Where do you or have you performed and what is your style?
For the most part, I play in Ann Arbor and Detroit right now, although I’ve gotten to do a little bit of travel as well. Aside from Candy Bar, I’ve started playing for a new party in the city called Hardtop. It’s held at The Shelter at St. Andrew’s, which is like a dream come true for me — every time I’ve gone to a show at St. Andrew’s, I dreamed about getting to play there, and now I get to! I also co-host The Decadence Project at Necto in Ann Arbor, which is where Ayinde Audio and I play a little bit of everything that makes you want to dance.
That’s kind of my style in a nutshell — I love music in just about any genre as long as it makes you move, and I love trying to find unexpected overlaps. Like, when a rock guitar riff and a Timbaland beat combine to make a new sound together, that’s what hits my sweet spot. I’ll play everything from Aretha Franklin to Azealia Banks in a set, and every night is a little different based on what the crowd is feeling. Growing up during the golden age of hip hop, I always loved how samples from one song would get turned into something totally new, and that’s kind of what I hope to do live when I play.
Do you have any big career goals for the future?
I’m relatively new to the DJ game, but I was always the person at a party who wanted everyone to stop and listen to some hot song that just came out. So just getting to here from where I started a few years ago has been a wild ride, and right now I want to keep hustling and see where that takes me. Music gives me life like nothing else can — when I see a room full of people that walk into the club stressed out from work or school, and walk out after a few hours of dancing sweaty and smiling, it’s incredibly rewarding.
My goal is to continue focusing on music — lately I’ve started dipping my toes into the water with producing my own stuff, which has been interesting to learn. There’s a lot of music theory behind DJing, and after you chase that sound you love for long enough, you get an itch to try your own hand at it. I’d also love to do some more touring, and producing is one of the best ways to step up in that arena.
Being in the Ypsilanti and Ann Arbor area, are you involved in anything in the campus life, outside of the nightlife of course?
Well, next month I’m spinning for the SPECTRUM Center at their Lavender Graduation ceremony.
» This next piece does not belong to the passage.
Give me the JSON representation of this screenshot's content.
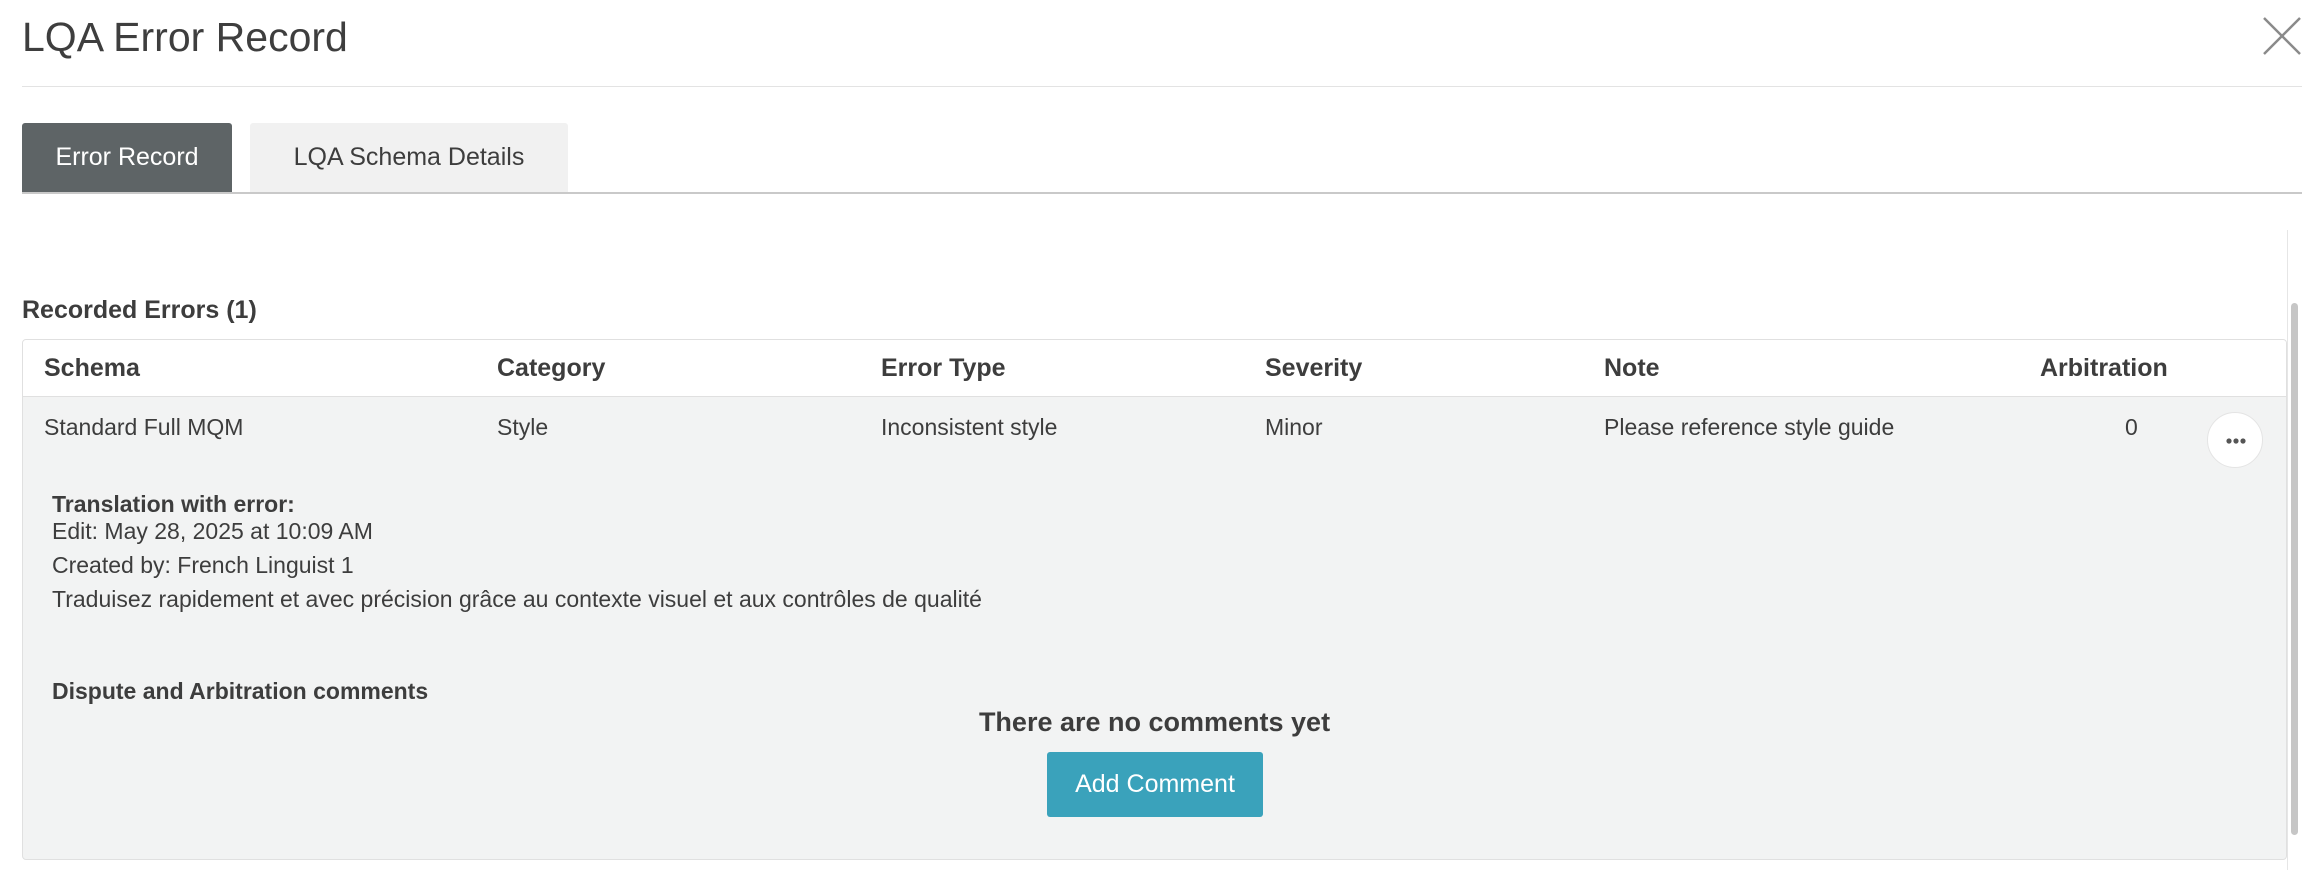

SPECTRUM Center is the student group for LGBTQIIA-identified people at U of M, and they’re hosting their own graduation party in April, which should be a lot of fun. And I help out as an adult mentor at the Neutral Zone in Ann Arbor, which is a teen center doing a lot of cool work for local youth. They have a variety of groups based on identity or interest for teens to find community and explore their artistic passions, and I would have *loved* to have something like it when I was in school.